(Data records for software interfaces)
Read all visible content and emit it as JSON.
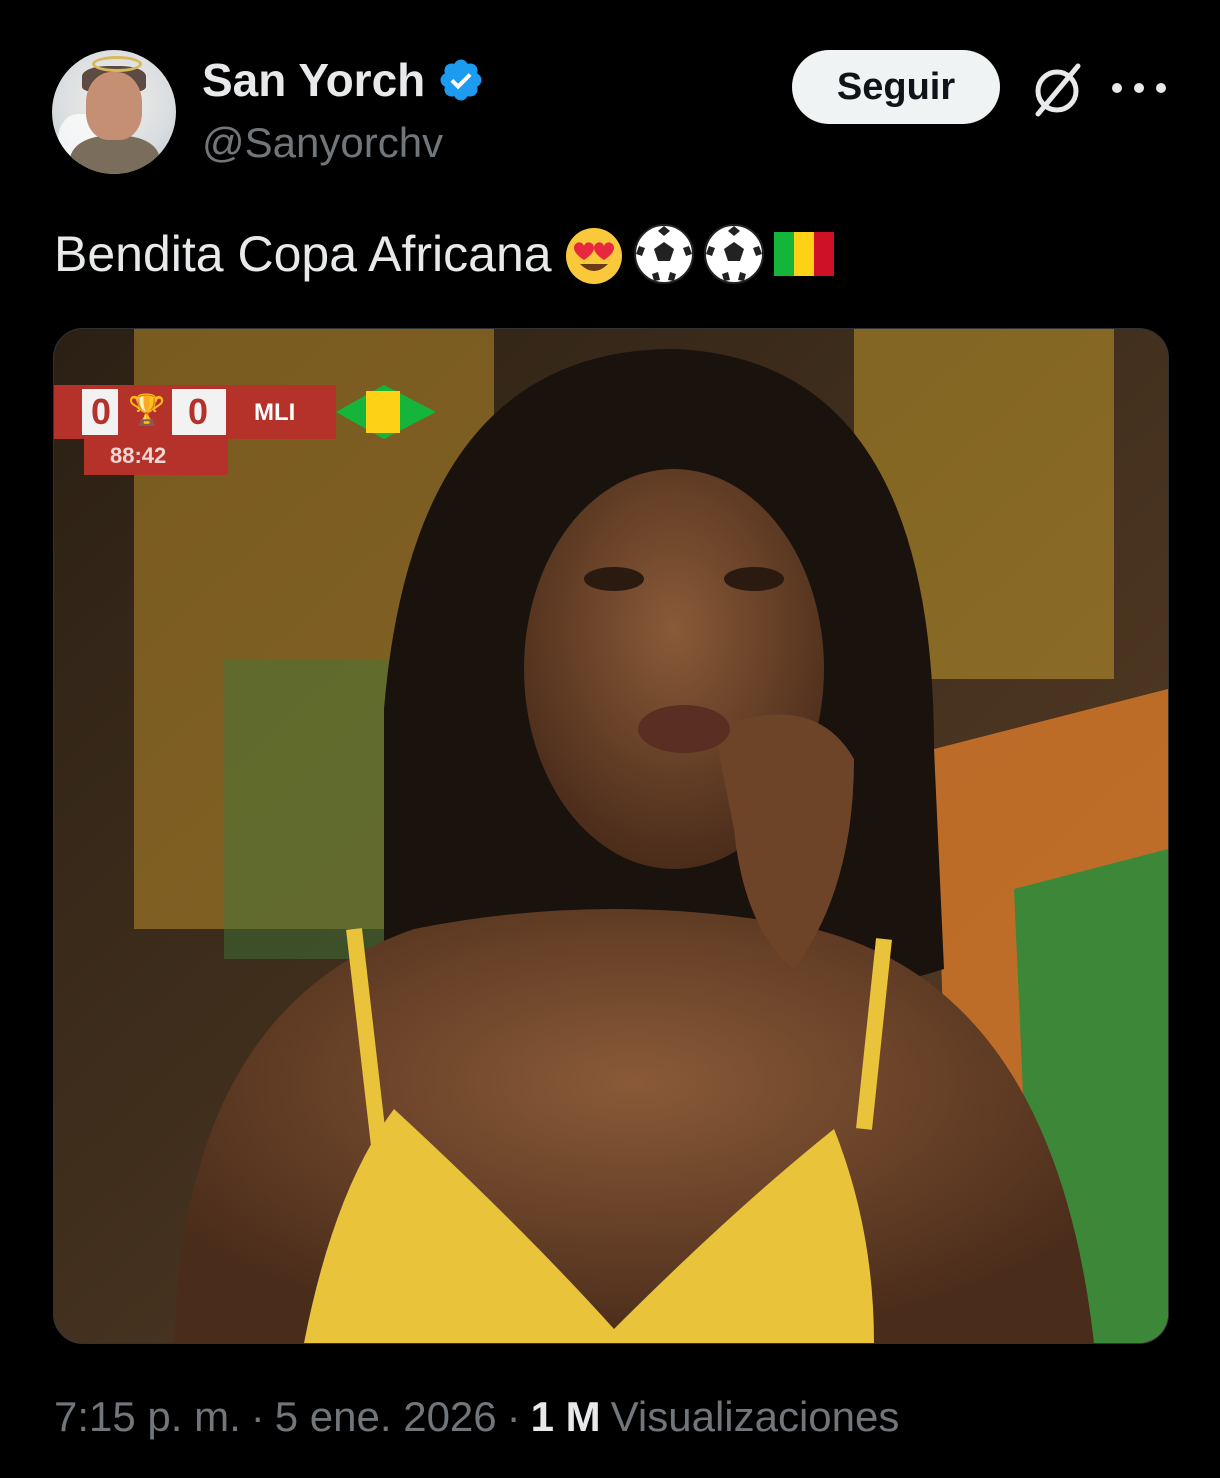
{
  "author": {
    "display_name": "San Yorch",
    "handle": "@Sanyorchv",
    "verified": true
  },
  "actions": {
    "follow_label": "Seguir"
  },
  "tweet": {
    "text": "Bendita Copa Africana",
    "emojis": [
      "smiling-face-with-heart-eyes",
      "soccer-ball",
      "soccer-ball",
      "mali-flag"
    ]
  },
  "media": {
    "scoreboard": {
      "home_score": "0",
      "away_score": "0",
      "team": "MLI",
      "clock": "88:42"
    }
  },
  "meta": {
    "time": "7:15 p. m.",
    "separator1": "·",
    "date": "5 ene. 2026",
    "separator2": "·",
    "views_count": "1 M",
    "views_label": "Visualizaciones"
  },
  "colors": {
    "background": "#000000",
    "text_primary": "#e7e9ea",
    "text_secondary": "#71767b",
    "verified_blue": "#1d9bf0",
    "follow_button_bg": "#eff3f4"
  }
}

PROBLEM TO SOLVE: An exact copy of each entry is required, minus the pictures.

TASK SOLUTION:
Read all visible content and emit it as JSON.
{
  "author": {
    "display_name": "San Yorch",
    "handle": "@Sanyorchv",
    "verified": true
  },
  "actions": {
    "follow_label": "Seguir"
  },
  "tweet": {
    "text": "Bendita Copa Africana",
    "emojis": [
      "smiling-face-with-heart-eyes",
      "soccer-ball",
      "soccer-ball",
      "mali-flag"
    ]
  },
  "media": {
    "scoreboard": {
      "home_score": "0",
      "away_score": "0",
      "team": "MLI",
      "clock": "88:42"
    }
  },
  "meta": {
    "time": "7:15 p. m.",
    "separator1": "·",
    "date": "5 ene. 2026",
    "separator2": "·",
    "views_count": "1 M",
    "views_label": "Visualizaciones"
  },
  "colors": {
    "background": "#000000",
    "text_primary": "#e7e9ea",
    "text_secondary": "#71767b",
    "verified_blue": "#1d9bf0",
    "follow_button_bg": "#eff3f4"
  }
}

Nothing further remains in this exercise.